Article 6 of the Universal Declaration of Human Rights says, “Everyone has the right to recognition everywhere as a person before the law.”

The word “law” is used nine times in the UDHR. That is an indication of how important law is in our lives. Law has been part of our culture since the beginning of human civilization of the last 10,000 years, and since the precursors to law extending back through all of human society that preceded civilization, for the more than 100,000 years that people lived as hunters and gatherers before they began to live in cities.

Jeremiah 31:33 in the Bible says, “This is the covenant I will make with the people of Israel after that time,” declares the LORD. “I will put my law in their minds and write it on their hearts. I will be their God, and they will be my people.”

According to Wikipedia, the “Code of Hammurabi is a well-preserved Babylonian code of law in ancient Mesopotamia, dated back to about 1,754 BC (Middle Chronology). It is one of the oldest deciphered writings of significant length in the world.”

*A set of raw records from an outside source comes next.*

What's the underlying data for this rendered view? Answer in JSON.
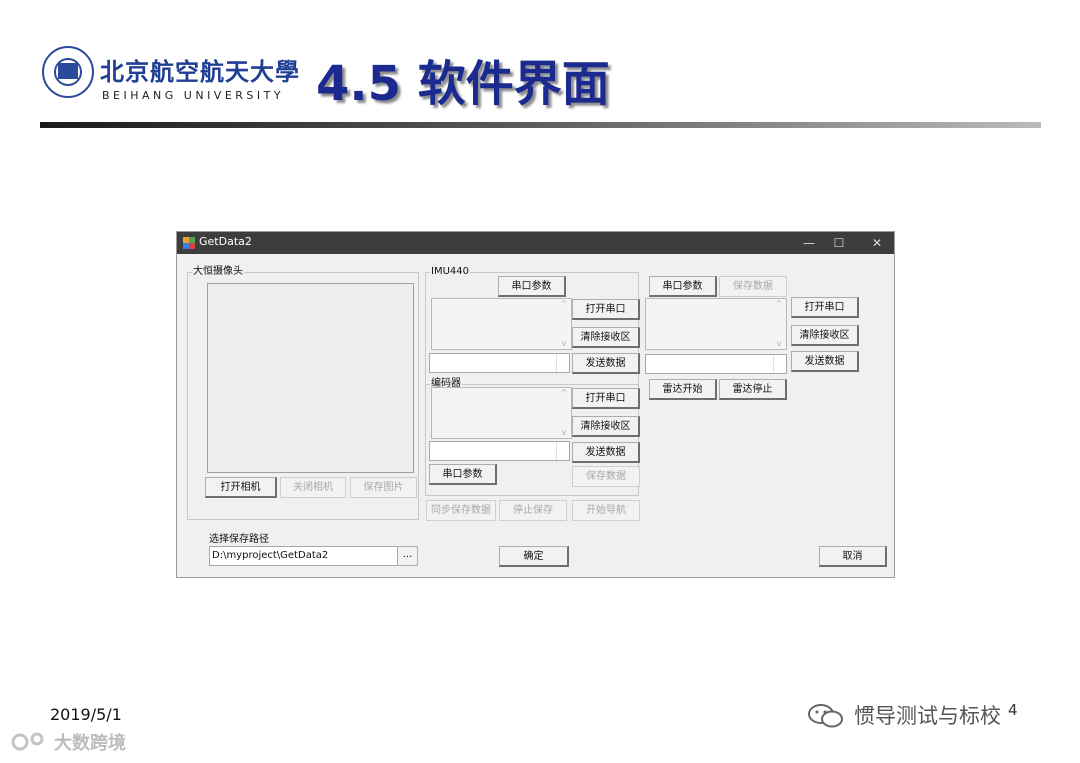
{
  "slide": {
    "university_cn": "北京航空航天大學",
    "university_en": "BEIHANG UNIVERSITY",
    "title": "4.5 软件界面",
    "date": "2019/5/1",
    "page": "4",
    "watermark": "惯导测试与标校",
    "signature": "大数跨境"
  },
  "window": {
    "title": "GetData2",
    "controls": {
      "minimize": "—",
      "maximize": "☐",
      "close": "✕"
    }
  },
  "camera": {
    "group_label": "大恒摄像头",
    "open_button": "打开相机",
    "close_button": "关闭相机",
    "save_button": "保存图片"
  },
  "path": {
    "label": "选择保存路径",
    "value": "D:\\myproject\\GetData2",
    "browse": "..."
  },
  "imu": {
    "group_label": "IMU440",
    "serial_params": "串口参数",
    "open_port": "打开串口",
    "clear_recv": "清除接收区",
    "send_data": "发送数据"
  },
  "encoder": {
    "group_label": "编码器",
    "open_port": "打开串口",
    "clear_recv": "清除接收区",
    "send_data": "发送数据",
    "serial_params": "串口参数",
    "save_data": "保存数据"
  },
  "sync": {
    "sync_save": "同步保存数据",
    "stop_save": "停止保存",
    "start_nav": "开始导航"
  },
  "radar": {
    "serial_params": "串口参数",
    "save_data": "保存数据",
    "open_port": "打开串口",
    "clear_recv": "清除接收区",
    "send_data": "发送数据",
    "start": "雷达开始",
    "stop": "雷达停止"
  },
  "dialog": {
    "ok": "确定",
    "cancel": "取消"
  }
}
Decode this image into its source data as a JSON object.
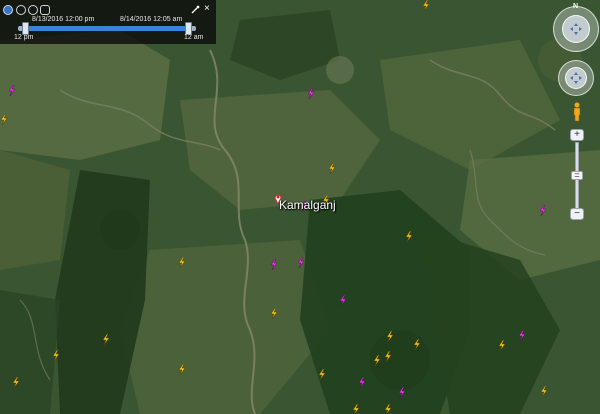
{
  "map": {
    "place_label": "Kamalganj",
    "feature_colors": {
      "strike_recent": "#e637e6",
      "strike_older": "#f2c21b"
    }
  },
  "time_slider": {
    "start_label": "8/13/2016  12:00 pm",
    "end_label": "8/14/2016  12:05 am",
    "left_tick": "12 pm",
    "right_tick": "12 am"
  },
  "nav": {
    "north_label": "N",
    "zoom_in": "+",
    "zoom_out": "−"
  },
  "icons": {
    "strike": "lightning-bolt-icon",
    "place": "place-pin-icon",
    "pegman": "street-view-pegman-icon"
  }
}
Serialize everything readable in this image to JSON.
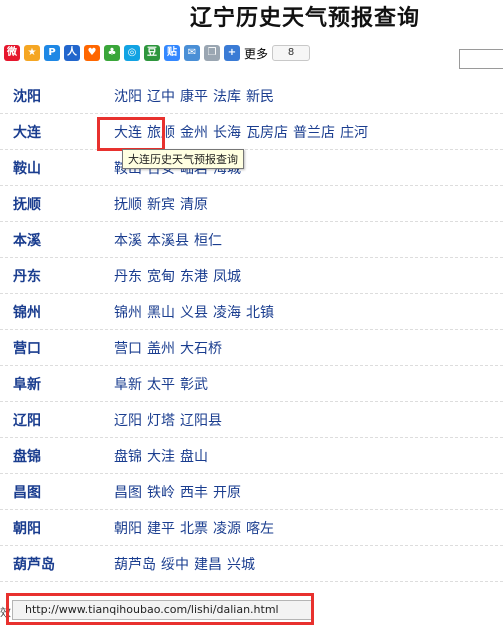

Law is simply talking about rules. Families have rules. Families have been part of humanity since we became humans. Humans are unique in the amount of time that is needed for offspring to develop after they are born, before they have developed to adulthood. Families need rules. Rule number one, everyone contributes to the welfare of the family to the best of their ability from three years old on up. That was essential for hunters and gatherers.

Today we have civilization. The first cities began about 10,000 years ago. Jericho was one of them. For people living together in larger numbers, it was necessary to codify the rules into laws.

Today we recognize the thirty articles of the Universal Declaration of Human Rights as part of supreme law for all of humanity, along with the principles of the Earth Charter. The principles in those two documents provide a fairly complete set of principles with which we can govern ourselves.

I recognize the lack of the mention of abortion in either the UDHR or the Earth Charter. Abortion is a question for which there simply is not agreement on the principle, and so it is not possible to have a law about it. The law rests on some principle.

Part of the difficulty with the question of abortion is the related question about the existence of a soul. Introducing the question of the soul is an expression of dualism, the idea that there is something fundamentally different between material reality and spirit. An alternative viewpoint is that everything is connected, and that we are One. It would be a violation of Article 18 of the UDHR to force anyone to accept either of those viewpoints.

Consciousness seems to be expanding. Some level of consciousness may be necessary in order to suffer. Carl Sagan observed that the capacity for human consciousness began to develop in the third trimester before birth, when the neurons in the brain began to connect with each other at an enormous rate. The number of humans is still expanding at a rate of over 80 million people per year, with a current total of about 7.6 billion people.

The solution is to expand the degrees of freedom [1] of every person who is capable of reproduction. As we succeed with that, it is likely that the rate of births will decline to approximate the rate of deaths, so the global population will stabilize below eight billion people. This will expand the degrees of freedom for everyone.


[1] S. Cerezo, G. Ballester. Fractal AI: A Fragile Theory of Intelligence. URL

John Kintree

August 3, 2018